[Ask a man to present this first-person report.]
I called myself a Christian. My family and I attended church, but I sensed that I was not close to God. I watched as church members took part in the voodoo ceremonies that seep into every aspect of our culture and lives in Benin. One day I asked God to show me a better way to worship Him—in Spirit and in truth.
I started worshipping with a charismatic group, but in time the members fought and the congregation split. Someone invited a Seventh-day Adventist to share his beliefs with the remaining members. What this man said made sense, and several of us studied the Bible with him. I became convinced that God had answered my prayer. Here was a church that based its entire existence on the Bible and rejected anything having to do with witchcraft. Some 25 people from the charismatic church were baptized into the Seventh-day Adventist Church, including my wife and me.
My wife and I wanted to share what we had learned with my home village, so we moved back to the village. In five years we had established a group of 38 believers.
Then my wife’s father died, and a huge problem arose. My wife was her father’s only child, and she was expected to be present at his funeral. But we knew that we could not take part in the voodoo ceremonies that would accompany the two-week funeral ceremonies.We went to her home village and buried her father, but we left before the dancing, sacrificing, and drinking began. The voodoo worshippers who came for my father-in-law’s funeral were angry when we did not stay and pay for the alcohol and take part in the voodoo ceremonies. They swore that they would get revenge by killing us.
We knew by experience that the powers of voodoo were strong. Years earlier someone had cursed me, saying that I would never be able to cross the river without jumping in and drowning. We lived along a river and had to cross it often. Someone always had to hold me in the boat, or I would try to jump out and drown.
But after becoming Christians, my wife challenged me to cross the river in a small boat. Nervously I prayed for God’s protection and crossed the river. Nothing happened. I realized that God was indeed more powerful than voodoo and could overcome these curses.
This experience gave us confidence that we could pray for God’s protection.
Soon after my father-in-law died, my wife became pregnant. When she went into labor, the baby could not be born. We went from one hospital to another seeking help. Finally we went to our country’s main hospital. There doctors performed a Cesarean section and delivered the baby. When they examined her womb, they saw that it was pocked with holes—the result of a voodoo curse. Doctors came from throughout the hospital to see the womb with holes. They did not repair the womb, for they said only God could heal her. We prayed, and her womb was healed.
My younger brother and his family joined the Adventist Church. One day people in his community accused my brother of offending the voodoo chief. They demanded that he buy liquor for the entire community and apologize, but he refused. Some 30 people came to kill my brother and his family, but they fled to my house. We knelt together to pray for God’s protection. The angry villagers surrounded our house, chanting and yelling, but they could not touch us, for we were praying.

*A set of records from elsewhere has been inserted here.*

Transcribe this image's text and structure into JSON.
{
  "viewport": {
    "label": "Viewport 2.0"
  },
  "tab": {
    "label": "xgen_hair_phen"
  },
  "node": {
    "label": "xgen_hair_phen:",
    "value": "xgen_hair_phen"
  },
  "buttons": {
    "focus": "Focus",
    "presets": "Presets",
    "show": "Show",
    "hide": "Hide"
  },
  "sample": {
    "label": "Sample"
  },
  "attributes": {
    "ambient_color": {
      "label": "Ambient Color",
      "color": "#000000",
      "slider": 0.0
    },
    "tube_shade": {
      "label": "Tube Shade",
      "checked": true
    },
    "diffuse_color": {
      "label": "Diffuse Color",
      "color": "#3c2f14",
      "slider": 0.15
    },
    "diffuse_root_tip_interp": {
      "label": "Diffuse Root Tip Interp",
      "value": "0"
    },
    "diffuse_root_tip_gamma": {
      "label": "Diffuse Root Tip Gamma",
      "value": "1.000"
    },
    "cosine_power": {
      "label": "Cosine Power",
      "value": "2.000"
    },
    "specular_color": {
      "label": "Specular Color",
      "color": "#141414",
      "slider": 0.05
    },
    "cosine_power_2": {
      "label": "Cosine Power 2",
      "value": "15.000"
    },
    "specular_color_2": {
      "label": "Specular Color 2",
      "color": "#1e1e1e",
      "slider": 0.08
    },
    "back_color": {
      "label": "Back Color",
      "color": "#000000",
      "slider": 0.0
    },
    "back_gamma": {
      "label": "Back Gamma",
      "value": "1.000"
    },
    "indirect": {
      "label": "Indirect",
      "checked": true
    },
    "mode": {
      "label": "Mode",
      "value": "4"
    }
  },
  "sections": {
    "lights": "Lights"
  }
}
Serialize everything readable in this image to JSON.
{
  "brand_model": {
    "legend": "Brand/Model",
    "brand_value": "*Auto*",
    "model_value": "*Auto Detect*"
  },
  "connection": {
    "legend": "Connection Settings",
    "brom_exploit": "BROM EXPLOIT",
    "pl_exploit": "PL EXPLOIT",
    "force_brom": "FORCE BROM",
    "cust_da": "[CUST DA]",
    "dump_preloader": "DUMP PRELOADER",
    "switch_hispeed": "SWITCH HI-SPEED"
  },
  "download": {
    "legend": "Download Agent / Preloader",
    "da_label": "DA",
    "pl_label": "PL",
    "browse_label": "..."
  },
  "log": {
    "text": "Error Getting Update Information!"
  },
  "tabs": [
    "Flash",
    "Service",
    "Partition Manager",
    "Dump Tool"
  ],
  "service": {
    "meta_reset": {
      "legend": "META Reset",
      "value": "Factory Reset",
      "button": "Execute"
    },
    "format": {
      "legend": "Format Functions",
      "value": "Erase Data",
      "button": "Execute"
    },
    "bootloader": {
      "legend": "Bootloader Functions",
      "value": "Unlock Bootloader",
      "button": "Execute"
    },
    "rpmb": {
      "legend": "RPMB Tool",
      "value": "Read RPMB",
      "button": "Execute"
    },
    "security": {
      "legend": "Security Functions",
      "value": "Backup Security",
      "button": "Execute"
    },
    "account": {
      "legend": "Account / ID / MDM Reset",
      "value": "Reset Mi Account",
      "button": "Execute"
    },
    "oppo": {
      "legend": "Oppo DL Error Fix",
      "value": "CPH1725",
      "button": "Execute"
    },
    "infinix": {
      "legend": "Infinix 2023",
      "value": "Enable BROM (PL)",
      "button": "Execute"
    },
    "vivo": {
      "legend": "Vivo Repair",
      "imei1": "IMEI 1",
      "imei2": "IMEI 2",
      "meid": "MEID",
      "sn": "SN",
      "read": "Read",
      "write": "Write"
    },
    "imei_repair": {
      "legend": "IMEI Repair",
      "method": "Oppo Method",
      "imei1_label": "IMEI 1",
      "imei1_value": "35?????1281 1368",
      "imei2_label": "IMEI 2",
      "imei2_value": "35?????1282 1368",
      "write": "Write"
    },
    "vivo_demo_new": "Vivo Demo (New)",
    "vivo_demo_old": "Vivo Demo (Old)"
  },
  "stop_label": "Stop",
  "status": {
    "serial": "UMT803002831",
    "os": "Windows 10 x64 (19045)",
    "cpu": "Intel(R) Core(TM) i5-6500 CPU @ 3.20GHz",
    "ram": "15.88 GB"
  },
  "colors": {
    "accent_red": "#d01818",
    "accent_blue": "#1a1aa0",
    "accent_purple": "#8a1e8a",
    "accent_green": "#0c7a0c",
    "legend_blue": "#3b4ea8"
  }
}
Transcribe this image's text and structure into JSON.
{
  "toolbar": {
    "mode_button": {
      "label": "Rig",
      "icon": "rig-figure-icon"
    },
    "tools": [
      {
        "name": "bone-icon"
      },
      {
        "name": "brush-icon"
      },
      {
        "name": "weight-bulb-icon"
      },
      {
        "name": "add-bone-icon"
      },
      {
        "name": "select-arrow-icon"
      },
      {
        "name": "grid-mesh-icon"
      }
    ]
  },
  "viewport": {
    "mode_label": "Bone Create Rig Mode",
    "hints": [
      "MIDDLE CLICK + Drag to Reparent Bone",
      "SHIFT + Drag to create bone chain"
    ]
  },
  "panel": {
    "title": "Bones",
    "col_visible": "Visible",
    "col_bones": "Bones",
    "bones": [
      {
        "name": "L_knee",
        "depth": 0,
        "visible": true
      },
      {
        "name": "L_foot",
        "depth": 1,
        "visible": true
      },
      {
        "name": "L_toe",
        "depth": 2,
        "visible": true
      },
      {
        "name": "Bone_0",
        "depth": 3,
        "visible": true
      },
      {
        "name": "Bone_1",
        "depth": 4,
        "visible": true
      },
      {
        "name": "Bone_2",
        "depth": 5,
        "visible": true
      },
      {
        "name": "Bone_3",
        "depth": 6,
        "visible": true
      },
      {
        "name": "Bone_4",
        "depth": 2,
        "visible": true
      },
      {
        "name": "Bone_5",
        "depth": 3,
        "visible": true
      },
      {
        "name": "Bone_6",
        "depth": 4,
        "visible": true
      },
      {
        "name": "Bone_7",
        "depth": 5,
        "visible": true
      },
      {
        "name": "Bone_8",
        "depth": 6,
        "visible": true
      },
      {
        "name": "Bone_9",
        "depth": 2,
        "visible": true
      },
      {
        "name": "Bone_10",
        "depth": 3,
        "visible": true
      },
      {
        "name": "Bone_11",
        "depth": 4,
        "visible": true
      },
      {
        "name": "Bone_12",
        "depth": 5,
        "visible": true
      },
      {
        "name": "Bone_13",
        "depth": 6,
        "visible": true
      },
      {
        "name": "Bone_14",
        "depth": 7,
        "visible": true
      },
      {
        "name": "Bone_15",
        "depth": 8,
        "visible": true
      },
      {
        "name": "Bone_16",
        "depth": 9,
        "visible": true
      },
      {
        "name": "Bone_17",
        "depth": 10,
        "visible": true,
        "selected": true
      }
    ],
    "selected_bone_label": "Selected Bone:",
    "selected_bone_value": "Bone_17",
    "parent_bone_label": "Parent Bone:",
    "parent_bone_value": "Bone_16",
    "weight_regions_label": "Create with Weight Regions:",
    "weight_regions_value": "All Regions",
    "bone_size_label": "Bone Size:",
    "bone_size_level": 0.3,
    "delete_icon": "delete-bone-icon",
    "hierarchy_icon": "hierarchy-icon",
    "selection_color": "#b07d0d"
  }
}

The crowd left, taking my brother’s canoe, which he uses for fishing and transportation, and carried it to the village. There they cursed it and left it standing in the center of the voodoo house.
Church officials went to the mayor, who said the church had to provide liquor before he would consider the case. When church officials explained that we do not use liquor, the mayor dismissed them, saying, “Then go get your canoe at your own risk.” We knew that the canoe had been cursed, and we would be poisoned and die if we touched it. But we prayed for God’s protection and went together to retrieve the canoe. We took it to the riverside, where we washed it and rededicated it to God. The villagers were amazed that we Adventists did not die when we touched the canoe.
Three days later the huge concrete voodoo meetinghouse crumbled as if a heavy hand had crushed it. Even the foundation was destroyed. “Who are these Adventists that they have this power over us?” some people asked. Some wanted to put more curses on the Adventists, hoping to kill them and burn their homes. The Adventists in the area fasted and prayed for God’s protection. This continued for seven days. Then one night three of the voodoo priests died of unknown causes.
Some people came to our worship services to see where our power came from. But they found nothing they could claim. Finally the people, their voodoo priests, and the mayor asked forgiveness of the Adventists and begged that the Adventists not curse them.
Some have seen these miracles and come to sincerely seek the power of God, and they are now worshipping with us. They realized that we don’t have any secret power except our faith in God.